Researchers discovered two genes, ARTS1 and IL23R, that cause ankylosing spondylitis (AS), a chronic form of arthritis that attacks the spine and also can target other joints and organs.
“We’ve long known that the HLA-B27 gene accounts for 40 percent of the overall cause of AS,” says John D. Reveille, M.D., professor and director of the division of rheumatology and clinical immunogenetics at University of Texas Medical School at Houston. “Now we have found two new genes. Together with HLA-B27, these genes account for roughly 70 percent of the overall cause.”
Researchers from Wellcome Trust Centre for Human Genetics used genome-wide association scanning to analyze DNA samples from 1,000 patients with ankylosing spondylitis and a further 1,500 unaffected people. The researchers found that ARTS1 and IL23R increase the risk of developing the disease. The findings from this study were then confirmed by the UT Houston team.
The scientists believes that the identification of ARTS1 may explain HLA-B27’s role in AS. A protein created by the HLA-B27 gene takes fragments of pathogens and displays them on the outside of immune cells. These fragments then trigger the immune system to fight against the pathogen. ARTS1 is involved in breaking up the pathogen into bite-size chunks that can be displayed by HLA-B27.
The IL23R gene is known to play a role in the immune response to infection, providing instructions for making a receptor present on the surface of several types of immune cells. This receptor is also recognized for its part in a number of autoimmune diseases such as Crohn's disease and psoriasis.
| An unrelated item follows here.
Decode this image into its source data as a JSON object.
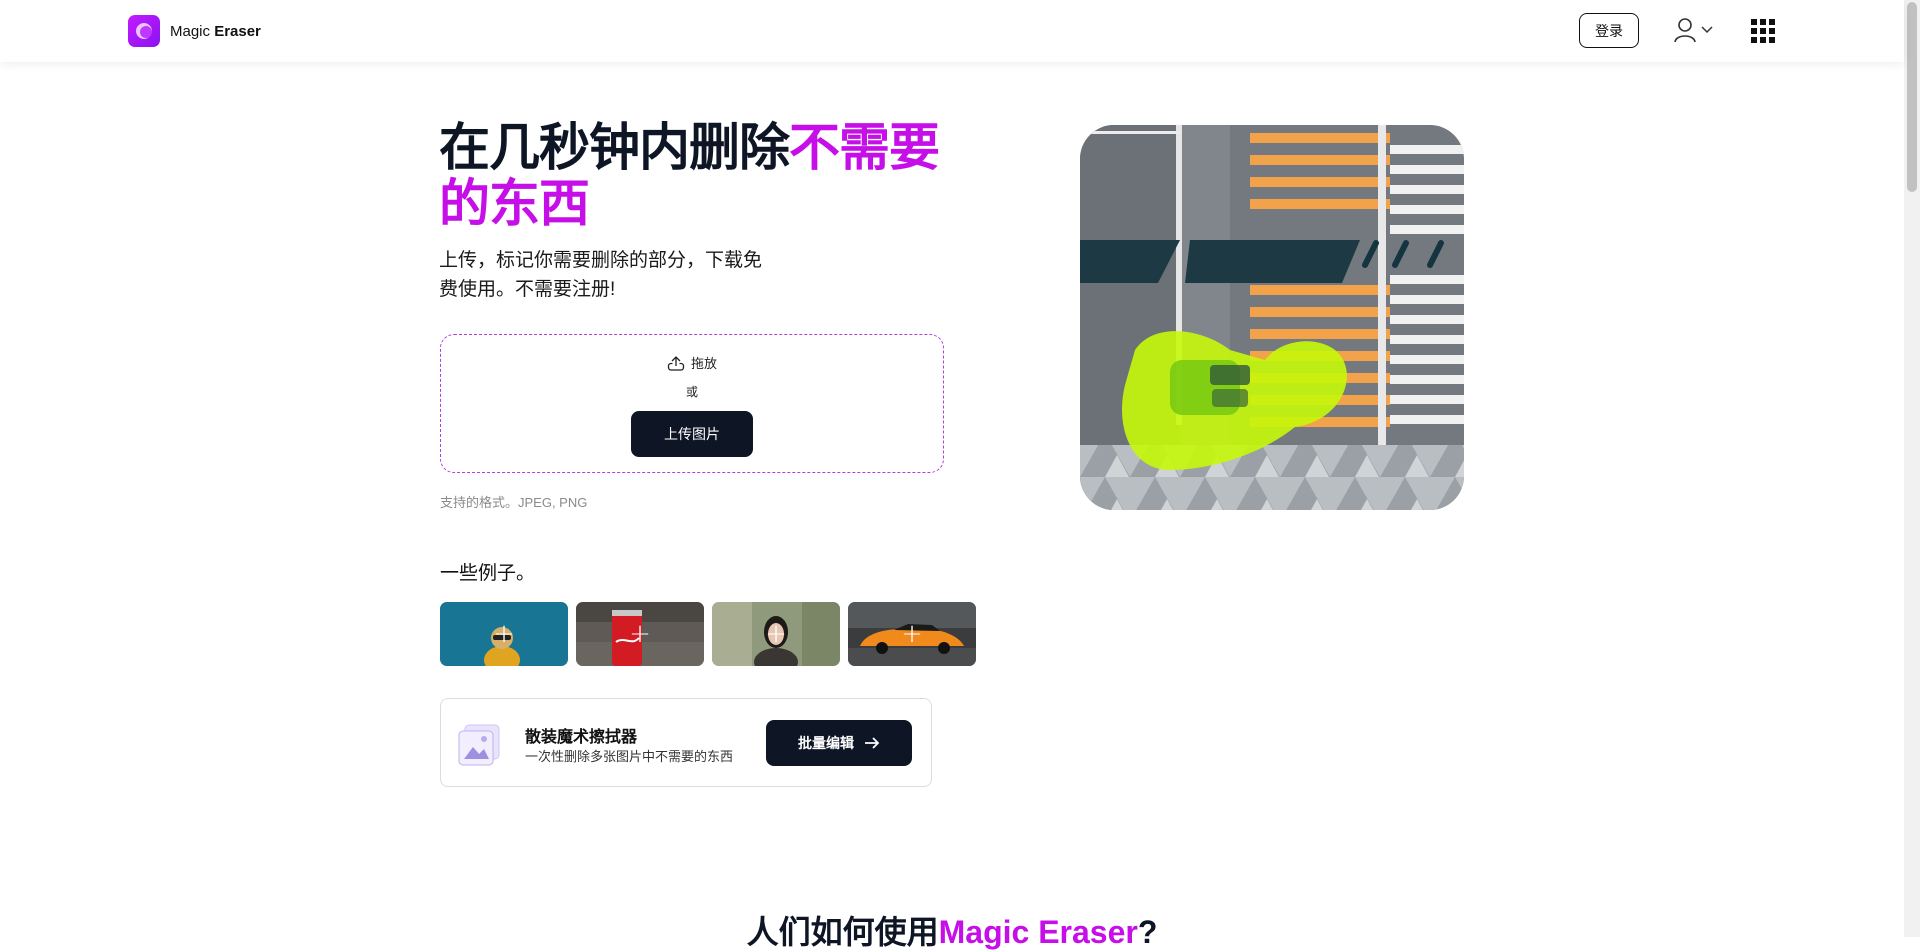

Investigators from the Australo-Anglo-American Spondylitis Consortium were also involved in this study. The findings are published in the October 21 online edition of Nature Genetics.